Scientists are always trying to answers the big questions; but sometimes to get those big answers we need to start small. Like under-some-dirt-in-your-garden-never-even-noticed-them small.
So I dug out some of our under-appreciated and under-studied critters to start asking the big questions. My research took a closer look at two invasive snail species found in Southwestern British Columbia: the Glass Snail (Oxychilus sp.) and the Grove Snail (Cepaea nemoralis).
To better understand where these snails are likely to live and how they might cope with a changing environment I observed their response to temperature change.
The snails were split into two groups. One set was kept at a chilly 3ºC for 48 hours, the others were kept cozy at 19ºC. When the treatment was over it was time to flip some snails…
Snails are highly motivated to not be stuck on their backs. So one by one I performed a “righting time” test: snails were flipped upside down onto their shells.
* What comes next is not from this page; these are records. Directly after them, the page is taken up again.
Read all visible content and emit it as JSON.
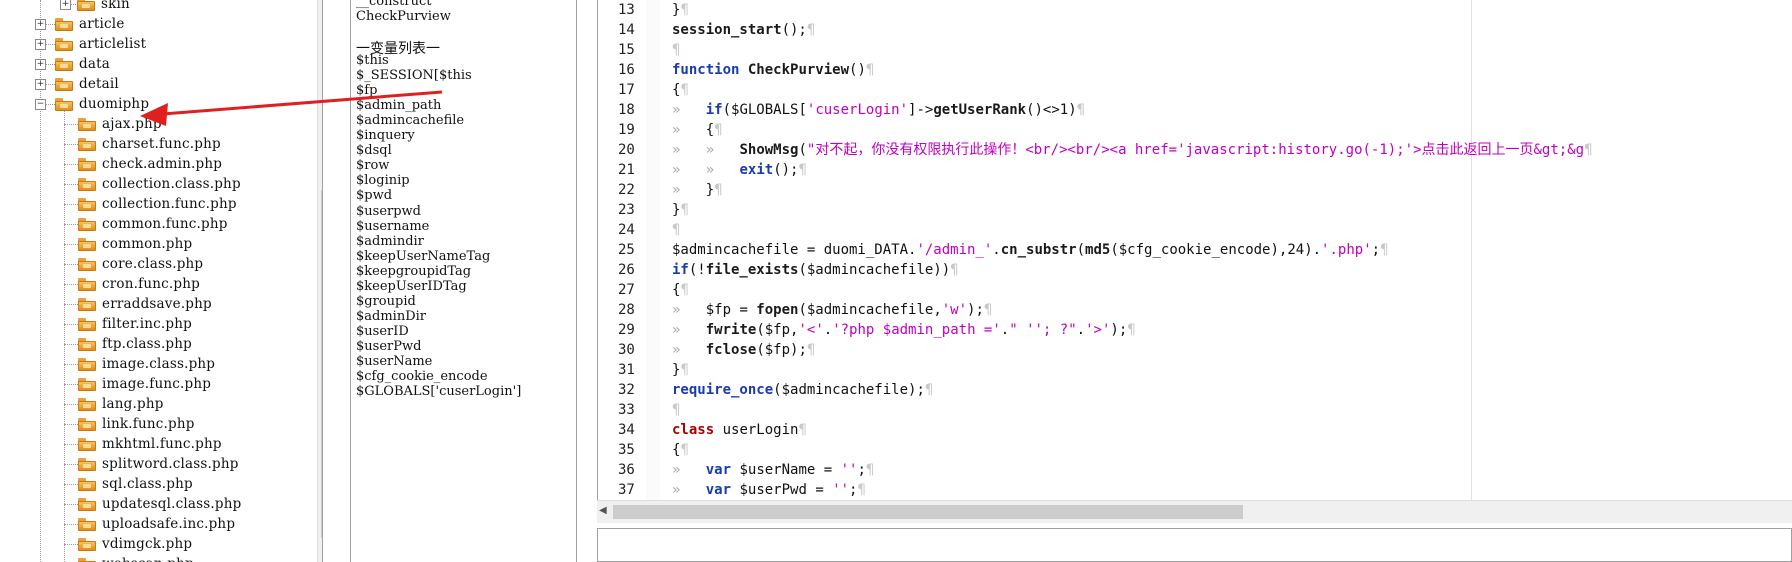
{
  "tree": {
    "items": [
      {
        "label": "skin",
        "level": 3,
        "expander": "+"
      },
      {
        "label": "article",
        "level": 2,
        "expander": "+"
      },
      {
        "label": "articlelist",
        "level": 2,
        "expander": "+"
      },
      {
        "label": "data",
        "level": 2,
        "expander": "+"
      },
      {
        "label": "detail",
        "level": 2,
        "expander": "+"
      },
      {
        "label": "duomiphp",
        "level": 2,
        "expander": "-"
      },
      {
        "label": "ajax.php",
        "level": 3
      },
      {
        "label": "charset.func.php",
        "level": 3
      },
      {
        "label": "check.admin.php",
        "level": 3
      },
      {
        "label": "collection.class.php",
        "level": 3
      },
      {
        "label": "collection.func.php",
        "level": 3
      },
      {
        "label": "common.func.php",
        "level": 3
      },
      {
        "label": "common.php",
        "level": 3
      },
      {
        "label": "core.class.php",
        "level": 3
      },
      {
        "label": "cron.func.php",
        "level": 3
      },
      {
        "label": "erraddsave.php",
        "level": 3
      },
      {
        "label": "filter.inc.php",
        "level": 3
      },
      {
        "label": "ftp.class.php",
        "level": 3
      },
      {
        "label": "image.class.php",
        "level": 3
      },
      {
        "label": "image.func.php",
        "level": 3
      },
      {
        "label": "lang.php",
        "level": 3
      },
      {
        "label": "link.func.php",
        "level": 3
      },
      {
        "label": "mkhtml.func.php",
        "level": 3
      },
      {
        "label": "splitword.class.php",
        "level": 3
      },
      {
        "label": "sql.class.php",
        "level": 3
      },
      {
        "label": "updatesql.class.php",
        "level": 3
      },
      {
        "label": "uploadsafe.inc.php",
        "level": 3
      },
      {
        "label": "vdimgck.php",
        "level": 3
      },
      {
        "label": "webscan.php",
        "level": 3
      }
    ]
  },
  "vars": {
    "top_lines": [
      "__construct",
      "CheckPurview"
    ],
    "heading": "一变量列表一",
    "items": [
      "$this",
      "$_SESSION[$this",
      "$fp",
      "$admin_path",
      "$admincachefile",
      "$inquery",
      "$dsql",
      "$row",
      "$loginip",
      "$pwd",
      "$userpwd",
      "$username",
      "$admindir",
      "$keepUserNameTag",
      "$keepgroupidTag",
      "$keepUserIDTag",
      "$groupid",
      "$adminDir",
      "$userID",
      "$userPwd",
      "$userName",
      "$cfg_cookie_encode",
      "$GLOBALS['cuserLogin']"
    ]
  },
  "editor": {
    "line_numbers": [
      "13",
      "14",
      "15",
      "16",
      "17",
      "18",
      "19",
      "20",
      "21",
      "22",
      "23",
      "24",
      "25",
      "26",
      "27",
      "28",
      "29",
      "30",
      "31",
      "32",
      "33",
      "34",
      "35",
      "36",
      "37"
    ],
    "lines": [
      {
        "t": "}"
      },
      {
        "t": "session_start();"
      },
      {
        "t": ""
      },
      {
        "t": "function CheckPurview()"
      },
      {
        "t": "{"
      },
      {
        "t": "\tif($GLOBALS['cuserLogin']->getUserRank()<>1)"
      },
      {
        "t": "\t{"
      },
      {
        "t": "\t\tShowMsg(\"对不起，你没有权限执行此操作！<br/><br/><a href='javascript:history.go(-1);'>点击此返回上一页&gt;&g"
      },
      {
        "t": "\t\texit();"
      },
      {
        "t": "\t}"
      },
      {
        "t": "}"
      },
      {
        "t": ""
      },
      {
        "t": "$admincachefile = duomi_DATA.'/admin_'.cn_substr(md5($cfg_cookie_encode),24).'.php';"
      },
      {
        "t": "if(!file_exists($admincachefile))"
      },
      {
        "t": "{"
      },
      {
        "t": "\t$fp = fopen($admincachefile,'w');"
      },
      {
        "t": "\tfwrite($fp,'<'.'?php $admin_path ='.\" ''; ?\".'>');"
      },
      {
        "t": "\tfclose($fp);"
      },
      {
        "t": "}"
      },
      {
        "t": "require_once($admincachefile);"
      },
      {
        "t": ""
      },
      {
        "t": "class userLogin"
      },
      {
        "t": "{"
      },
      {
        "t": "\tvar $userName = '';"
      },
      {
        "t": "\tvar $userPwd = '';"
      }
    ]
  },
  "colors": {
    "keyword": "#1a3ab0",
    "string": "#c000c0",
    "class_kw": "#aa0000",
    "annotation": "#e02020"
  },
  "icons": {
    "folder": "folder-icon",
    "expander_plus": "plus-box-icon",
    "expander_minus": "minus-box-icon"
  }
}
From that point I timed just how long it took this snail to flip completely back over. This “righting time” is a good approximation of how agile and active that snail is!
Watch below to see righting time analysis for one little Grove snail:
So I flipped and flipped and flipped… and finally the times were all in!
After comparing all righting times I found that both snail species slowed down in response to being left out in the cold!
Interestingly I also found a difference between my two groups: the Grove Snails were a whole lot faster than the Glass snails!
So who was the fastest? Your friendly neighbourhood Grove snail (Cepaea nemoralis) when kept at a nice 19ºC.
Snails hibernate in cold weather, their body functions slow down as they settle down for their winter snooze. So it makes sense that the cold treatment made both snail species a little less active than their usual speedy-selves.
Explaining the difference in flipping time between species is more complicated… maybe the flat shell of the glass snail is harder to flip with its little body, or maybe grove snails are a little tougher when it comes to spending 48 hours in the fridge!
The primary goal of this research was to provide some understanding of how these species respond to different temperatures, as a baseline for further studies into how they might spread in an environment as invasive species, or as a result of climate change…But it became much more than that! It became an observation of how little we know about these diverse critters.
The physical and behavioural differences between just these two species was astounding! They are fascinating, friendly, and wildly understudied. You can identify the snails you see in your garden here, and start making observations! Go forth and discover the drama and intrigue of the daily life of a good ol’ garden dwelling gastropod. 🐌